Off the Wall Theatre, “Grand Guignol”
On Sunday, November 8th, we went to Off the Wall Theater for “Grand Guignol,” a program of four short plays inspired by, or adapted from, works performed at the notorious Parisian theatre of horrors during its long run from the 1880’s to the 1960’s.
Producer Dale Gutzman, who also appeared in one of the segments, gave some entertaining historical context as an introduction to each piece.
The first, “Clowning Around,” contains all the elements of a classic Grand Guignol play: it is short, punchy, includes a surprising twist, and a rather grisly special effect (although it must be said that Off the Wall’s effects relied more on sleight-of-hand than grue, and were surprisingly light on gore). It also showed how easily updated some of the stories could be: the play’s opening scene, a man in clown make up painting pictures of clowns, gets an added frisson because the modern audience knows who John Wayne Gacy was.
“The Final Torture,” set in 1901 China during the height of the Boxer Rebellion, is more of a period piece, but one could visualize modern-day situations where the kind of horrid choice forced upon the commander of a besieged French enclave might still reoccur.
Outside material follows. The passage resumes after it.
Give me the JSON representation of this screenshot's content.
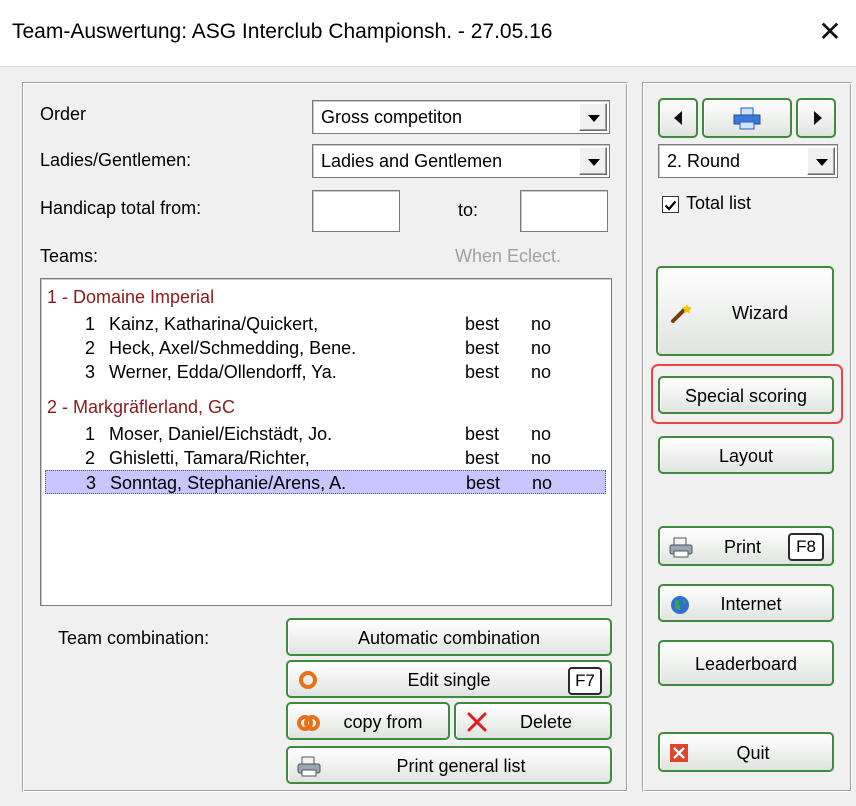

In this one, the coming “twist” was obvious, but the horror is in the psychological agony that leads up to it.
“The Kiss,” a 1913 piece dealing with a horribly disfigured man confronting the woman responsible for his injury, was perhaps the most chilling piece, as the injured man, Henri, (Max Williamson) plays out his anger toward his former fiancé. Mr. Williamson’s somewhat flattened affect in speaking made his voice a more effective instrument as he transitions from a pitiable invalid to a monster of revenge.
The fourth segment, “Pagliacci,” was freely adapted by Mr. Gutzman after the Leoncavallo verisimo opera plot. For those not familiar, the story concerns a troupe of travelling commedia del’arte actors. The troupe’s Columbine is the beautiful Nedda (Kirstin Roble), wife to Canio (Jeremy C. Welter). Nedda has unwillingly inflamed the desires of the gross clown Tonio (Lawrence K. Lukasavage), and less unwillingly, those of the handsome young Beppe (Patrick McCann), who plays Harlequin in the troupe. However, she has given her heart to Silvio (Henry Hammond), a stalwart stagehand.
Spurned by Nedda, Tonio spies upon her and sees her rendezvous with Silvio, although he does not see Silvio’s face. He rushes to fetch Canio. The two interrupt the liaison, but Silvio flees without being identified. Nedda refuses to give her lover up, despite Canio’s rage.
The troupe has attracted a full house, so the show must go on. Seething, Canio prepares. In his version of the famous Veste la giubba (“Put on your costume”) aria, Canio struggles with himself, asking, how can he go on when he is so tortured. “Are you not a man?” he asks. The reply is, “No, you are an actor, and the audience has paid to see you play.”
The play is an infidelity farce wherein Columbine is cuckolding “Pagliacci” (Canio) with Harlequin. Canio is barely holding himself in check when Tonio recognizes Silvio in the audience by his voice. In the resulting melee, Canio knifes Silvio and Beppe, strangles Nedda, and stalks out of the theatre declaring, “I am justice!” Tonio, left on stage cries, “The play is over!”
The real tension in this segment came at the crisis, when Nedda and Beppe appeal to the audience for help. We, as an audience, know we ought not interfere, but one does wonder how much one ought to interact--. As it was, the audience did nothing, we only watched, as the horrified audience members do in the opera.
In his director’s notes, Mr. Gutzman allows that the plots are slight and shallow. However, that doesn’t mean that they can’t be a vehicle for some very good acting, with James Feeley in “Clowning Around” and Mr. Welter in “Pagliacci” being particularly good, in addition to the aforementioned Mr. Williamson. Jocelyn Ridgely, in “The Kiss” was a good match for Williamson.
And of course, the plays are violent: in ninety minutes of theatre, we had seven stabbings (eight if you count impaling a man’s arm with a hatpin), two strangulations, and a vitriol-throwing, all of which were relatively tastefully done. And, we observed, most of the victims “had it coming,” following the sense of justice of the melodrama that was Grand Guignol’s forbear.
We enjoyed this performance. There was horror, but not too much horror to be likable.This entry was originally posted at http://sinister-sigils.dreamwidth.org/281070.html. Please comment there using OpenID.